Goal of the exercise> How many lines in the data below contain the word "name"? State only the number.

(Data extracted from a collection)
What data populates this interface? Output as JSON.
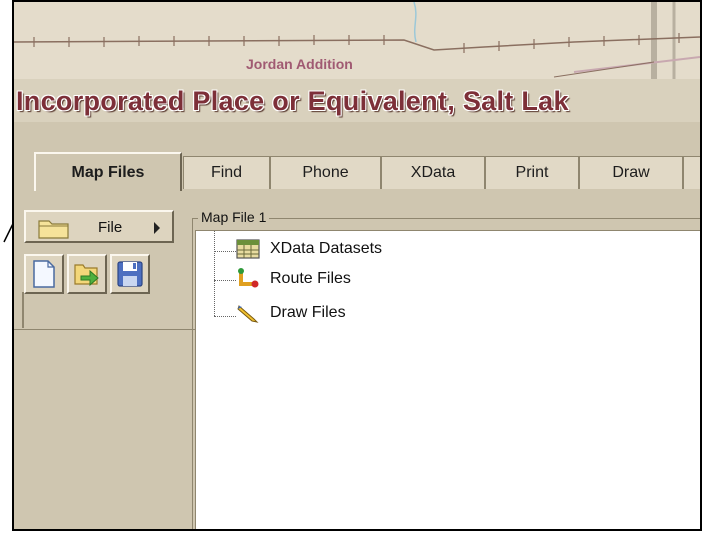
{
  "map": {
    "place_label": "Jordan Addition",
    "layer_label": "Incorporated Place or Equivalent, Salt Lak"
  },
  "tabs": [
    {
      "label": "Map Files",
      "active": true
    },
    {
      "label": "Find",
      "active": false
    },
    {
      "label": "Phone",
      "active": false
    },
    {
      "label": "XData",
      "active": false
    },
    {
      "label": "Print",
      "active": false
    },
    {
      "label": "Draw",
      "active": false
    }
  ],
  "left_panel": {
    "file_button": {
      "label": "File",
      "icon": "folder-icon"
    },
    "toolbar": [
      {
        "name": "new-file-button",
        "icon": "new-document-icon"
      },
      {
        "name": "open-file-button",
        "icon": "open-arrow-icon"
      },
      {
        "name": "save-file-button",
        "icon": "floppy-disk-icon"
      }
    ]
  },
  "map_file": {
    "group_label": "Map File 1",
    "tree": [
      {
        "label": "XData Datasets",
        "icon": "dataset-grid-icon"
      },
      {
        "label": "Route Files",
        "icon": "route-icon"
      },
      {
        "label": "Draw Files",
        "icon": "pencil-icon"
      }
    ]
  },
  "colors": {
    "panel_bg": "#cfc6b0",
    "map_layer_text": "#7d2f38",
    "place_text": "#a05a72"
  }
}
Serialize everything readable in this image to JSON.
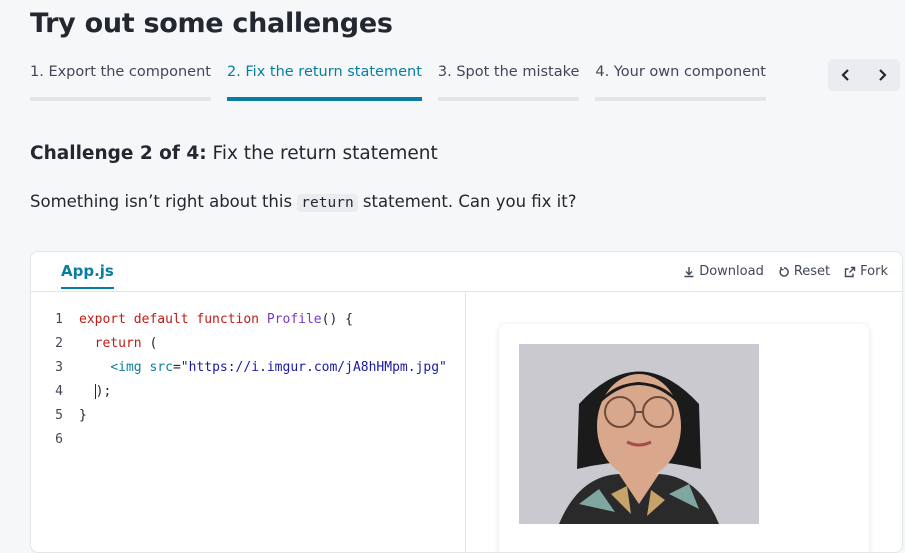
{
  "page": {
    "title": "Try out some challenges"
  },
  "tabs": [
    {
      "label": "1. Export the component"
    },
    {
      "label": "2. Fix the return statement",
      "active": true
    },
    {
      "label": "3. Spot the mistake"
    },
    {
      "label": "4. Your own component"
    }
  ],
  "nav": {
    "prev_icon": "chevron-left-icon",
    "next_icon": "chevron-right-icon"
  },
  "challenge": {
    "prefix": "Challenge 2 of 4:",
    "title": "Fix the return statement",
    "desc_before": "Something isn’t right about this ",
    "desc_code": "return",
    "desc_after": " statement. Can you fix it?"
  },
  "sandbox": {
    "file_tab": "App.js",
    "actions": {
      "download": "Download",
      "reset": "Reset",
      "fork": "Fork"
    },
    "code": {
      "line_numbers": [
        "1",
        "2",
        "3",
        "4",
        "5",
        "6"
      ],
      "l1": {
        "kw": "export default function ",
        "fn": "Profile",
        "rest": "() {"
      },
      "l2": {
        "kw": "return",
        "rest": " ("
      },
      "l3": {
        "tag": "<img",
        "attr": " src",
        "eq": "=",
        "str": "\"https://i.imgur.com/jA8hHMpm.jpg\""
      },
      "l4": {
        "text": ");"
      },
      "l5": {
        "text": "}"
      }
    }
  },
  "colors": {
    "accent": "#087ea4",
    "text": "#23272f",
    "keyword": "#c41a16"
  }
}
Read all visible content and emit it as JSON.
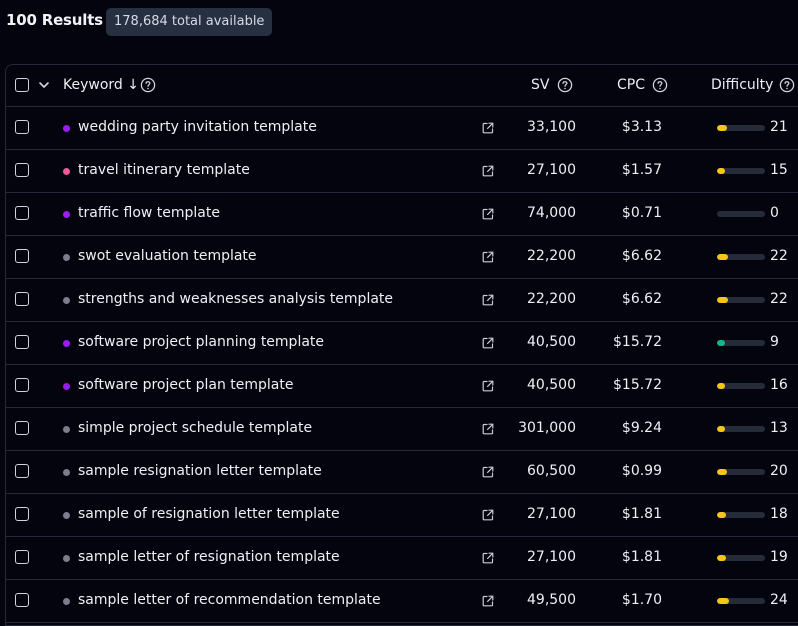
{
  "header": {
    "results_title": "100 Results",
    "total_badge": "178,684 total available"
  },
  "table": {
    "columns": {
      "keyword": "Keyword ↓",
      "sv": "SV",
      "cpc": "CPC",
      "difficulty": "Difficulty"
    },
    "rows": [
      {
        "keyword": "wedding party invitation template",
        "sv": "33,100",
        "cpc": "$3.13",
        "difficulty": "21",
        "difficulty_value": 21,
        "dot_color": "#9b1cf0"
      },
      {
        "keyword": "travel itinerary template",
        "sv": "27,100",
        "cpc": "$1.57",
        "difficulty": "15",
        "difficulty_value": 15,
        "dot_color": "#f0589a"
      },
      {
        "keyword": "traffic flow template",
        "sv": "74,000",
        "cpc": "$0.71",
        "difficulty": "0",
        "difficulty_value": 0,
        "dot_color": "#9b1cf0"
      },
      {
        "keyword": "swot evaluation template",
        "sv": "22,200",
        "cpc": "$6.62",
        "difficulty": "22",
        "difficulty_value": 22,
        "dot_color": "#7a7d8c"
      },
      {
        "keyword": "strengths and weaknesses analysis template",
        "sv": "22,200",
        "cpc": "$6.62",
        "difficulty": "22",
        "difficulty_value": 22,
        "dot_color": "#7a7d8c"
      },
      {
        "keyword": "software project planning template",
        "sv": "40,500",
        "cpc": "$15.72",
        "difficulty": "9",
        "difficulty_value": 9,
        "dot_color": "#9b1cf0"
      },
      {
        "keyword": "software project plan template",
        "sv": "40,500",
        "cpc": "$15.72",
        "difficulty": "16",
        "difficulty_value": 16,
        "dot_color": "#9b1cf0"
      },
      {
        "keyword": "simple project schedule template",
        "sv": "301,000",
        "cpc": "$9.24",
        "difficulty": "13",
        "difficulty_value": 13,
        "dot_color": "#7a7d8c"
      },
      {
        "keyword": "sample resignation letter template",
        "sv": "60,500",
        "cpc": "$0.99",
        "difficulty": "20",
        "difficulty_value": 20,
        "dot_color": "#7a7d8c"
      },
      {
        "keyword": "sample of resignation letter template",
        "sv": "27,100",
        "cpc": "$1.81",
        "difficulty": "18",
        "difficulty_value": 18,
        "dot_color": "#7a7d8c"
      },
      {
        "keyword": "sample letter of resignation template",
        "sv": "27,100",
        "cpc": "$1.81",
        "difficulty": "19",
        "difficulty_value": 19,
        "dot_color": "#7a7d8c"
      },
      {
        "keyword": "sample letter of recommendation template",
        "sv": "49,500",
        "cpc": "$1.70",
        "difficulty": "24",
        "difficulty_value": 24,
        "dot_color": "#7a7d8c"
      }
    ]
  },
  "colors": {
    "difficulty_easy": "#12b886",
    "difficulty_medium": "#f5c518",
    "bar_track": "#262b39"
  },
  "icons": {
    "help": "question-circle-icon",
    "external": "external-link-icon",
    "chevron": "chevron-down-icon"
  }
}
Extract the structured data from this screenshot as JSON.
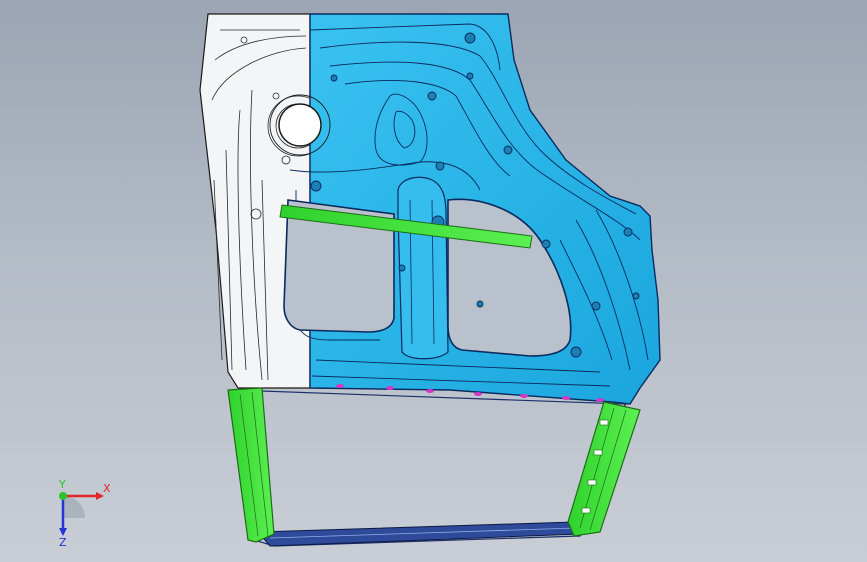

The answer> 3